TASK TO CARRY OUT |
Whenever the word "Ctrl" shows up in a line of the data, copy that line.

MATERIAL PROVIDED |
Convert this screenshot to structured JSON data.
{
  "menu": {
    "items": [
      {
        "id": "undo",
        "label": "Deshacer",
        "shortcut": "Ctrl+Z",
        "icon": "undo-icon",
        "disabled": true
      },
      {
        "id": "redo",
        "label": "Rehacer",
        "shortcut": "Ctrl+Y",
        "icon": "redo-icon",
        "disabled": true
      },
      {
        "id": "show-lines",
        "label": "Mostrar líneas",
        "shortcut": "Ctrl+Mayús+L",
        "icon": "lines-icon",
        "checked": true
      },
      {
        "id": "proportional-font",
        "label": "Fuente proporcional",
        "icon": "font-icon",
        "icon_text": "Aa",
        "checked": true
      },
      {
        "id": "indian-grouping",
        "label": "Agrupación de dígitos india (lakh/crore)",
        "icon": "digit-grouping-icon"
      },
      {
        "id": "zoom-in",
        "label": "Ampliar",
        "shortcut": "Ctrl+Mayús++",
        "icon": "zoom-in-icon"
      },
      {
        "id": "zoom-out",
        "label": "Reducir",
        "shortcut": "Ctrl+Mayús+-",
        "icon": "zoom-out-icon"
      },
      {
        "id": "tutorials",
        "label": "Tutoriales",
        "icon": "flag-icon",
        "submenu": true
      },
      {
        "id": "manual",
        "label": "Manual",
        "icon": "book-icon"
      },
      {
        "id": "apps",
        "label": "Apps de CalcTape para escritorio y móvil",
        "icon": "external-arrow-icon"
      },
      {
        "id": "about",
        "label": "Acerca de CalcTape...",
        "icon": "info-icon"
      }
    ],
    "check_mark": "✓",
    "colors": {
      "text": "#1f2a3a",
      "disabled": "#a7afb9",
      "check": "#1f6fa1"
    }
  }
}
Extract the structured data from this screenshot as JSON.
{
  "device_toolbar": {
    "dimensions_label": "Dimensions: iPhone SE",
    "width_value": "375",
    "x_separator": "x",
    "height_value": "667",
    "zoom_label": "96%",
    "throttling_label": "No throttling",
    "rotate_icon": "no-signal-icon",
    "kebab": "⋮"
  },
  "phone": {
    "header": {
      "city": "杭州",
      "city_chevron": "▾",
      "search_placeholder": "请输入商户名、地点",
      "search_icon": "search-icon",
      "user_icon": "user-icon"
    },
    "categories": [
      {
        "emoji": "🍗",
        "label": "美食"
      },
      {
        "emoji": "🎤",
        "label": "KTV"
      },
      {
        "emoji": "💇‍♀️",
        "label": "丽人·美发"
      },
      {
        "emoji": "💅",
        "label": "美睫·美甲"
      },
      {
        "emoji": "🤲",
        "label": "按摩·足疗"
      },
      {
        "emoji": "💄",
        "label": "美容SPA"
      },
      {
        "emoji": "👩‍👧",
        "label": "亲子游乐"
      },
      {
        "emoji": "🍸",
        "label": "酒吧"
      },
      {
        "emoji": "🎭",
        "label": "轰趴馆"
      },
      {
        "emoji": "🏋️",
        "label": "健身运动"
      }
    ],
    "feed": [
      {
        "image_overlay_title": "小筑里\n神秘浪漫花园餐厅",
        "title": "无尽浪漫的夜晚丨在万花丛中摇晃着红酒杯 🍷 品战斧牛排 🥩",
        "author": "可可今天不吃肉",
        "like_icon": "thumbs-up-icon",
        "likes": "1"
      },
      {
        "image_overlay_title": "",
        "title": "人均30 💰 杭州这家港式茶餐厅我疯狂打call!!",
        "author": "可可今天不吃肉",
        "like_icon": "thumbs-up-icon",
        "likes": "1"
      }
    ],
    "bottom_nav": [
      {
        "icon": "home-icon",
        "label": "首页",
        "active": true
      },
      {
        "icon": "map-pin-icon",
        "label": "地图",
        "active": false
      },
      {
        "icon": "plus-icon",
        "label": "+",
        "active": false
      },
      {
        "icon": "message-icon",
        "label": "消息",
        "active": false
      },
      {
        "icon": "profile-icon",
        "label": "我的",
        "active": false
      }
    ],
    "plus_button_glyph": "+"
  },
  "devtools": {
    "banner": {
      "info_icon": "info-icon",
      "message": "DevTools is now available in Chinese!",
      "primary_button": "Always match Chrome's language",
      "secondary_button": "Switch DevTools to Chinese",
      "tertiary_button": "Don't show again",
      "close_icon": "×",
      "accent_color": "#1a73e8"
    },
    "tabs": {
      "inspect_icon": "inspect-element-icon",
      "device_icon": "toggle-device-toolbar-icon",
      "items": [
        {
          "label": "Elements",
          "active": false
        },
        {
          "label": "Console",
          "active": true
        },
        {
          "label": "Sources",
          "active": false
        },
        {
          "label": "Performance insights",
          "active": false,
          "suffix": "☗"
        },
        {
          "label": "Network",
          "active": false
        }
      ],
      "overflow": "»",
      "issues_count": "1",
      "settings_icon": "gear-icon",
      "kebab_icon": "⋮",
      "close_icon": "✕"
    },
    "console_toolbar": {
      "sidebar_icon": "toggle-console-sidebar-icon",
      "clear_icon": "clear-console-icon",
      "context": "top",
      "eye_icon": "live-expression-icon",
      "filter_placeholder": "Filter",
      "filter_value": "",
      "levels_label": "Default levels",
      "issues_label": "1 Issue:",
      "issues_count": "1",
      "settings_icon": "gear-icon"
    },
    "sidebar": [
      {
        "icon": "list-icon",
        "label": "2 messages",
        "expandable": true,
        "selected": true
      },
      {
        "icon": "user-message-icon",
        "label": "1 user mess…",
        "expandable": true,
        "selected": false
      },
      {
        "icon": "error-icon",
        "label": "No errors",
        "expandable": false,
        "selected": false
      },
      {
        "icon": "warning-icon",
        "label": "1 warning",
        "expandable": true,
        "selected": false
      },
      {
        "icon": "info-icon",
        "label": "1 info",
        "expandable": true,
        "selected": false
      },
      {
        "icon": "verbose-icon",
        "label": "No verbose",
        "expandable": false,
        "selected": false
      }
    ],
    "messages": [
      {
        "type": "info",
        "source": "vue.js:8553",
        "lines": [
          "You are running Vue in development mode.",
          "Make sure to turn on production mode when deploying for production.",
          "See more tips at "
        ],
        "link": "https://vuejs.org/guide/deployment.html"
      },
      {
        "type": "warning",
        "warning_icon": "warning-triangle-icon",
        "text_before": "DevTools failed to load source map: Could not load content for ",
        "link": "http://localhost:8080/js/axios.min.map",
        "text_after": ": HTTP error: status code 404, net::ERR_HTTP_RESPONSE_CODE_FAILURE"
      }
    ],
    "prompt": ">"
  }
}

OUTPUT OF THE TASK |
        "shortcut": "Ctrl+Z",
        "shortcut": "Ctrl+Y",
        "shortcut": "Ctrl+Mayús+L",
        "shortcut": "Ctrl+Mayús++",
        "shortcut": "Ctrl+Mayús+-",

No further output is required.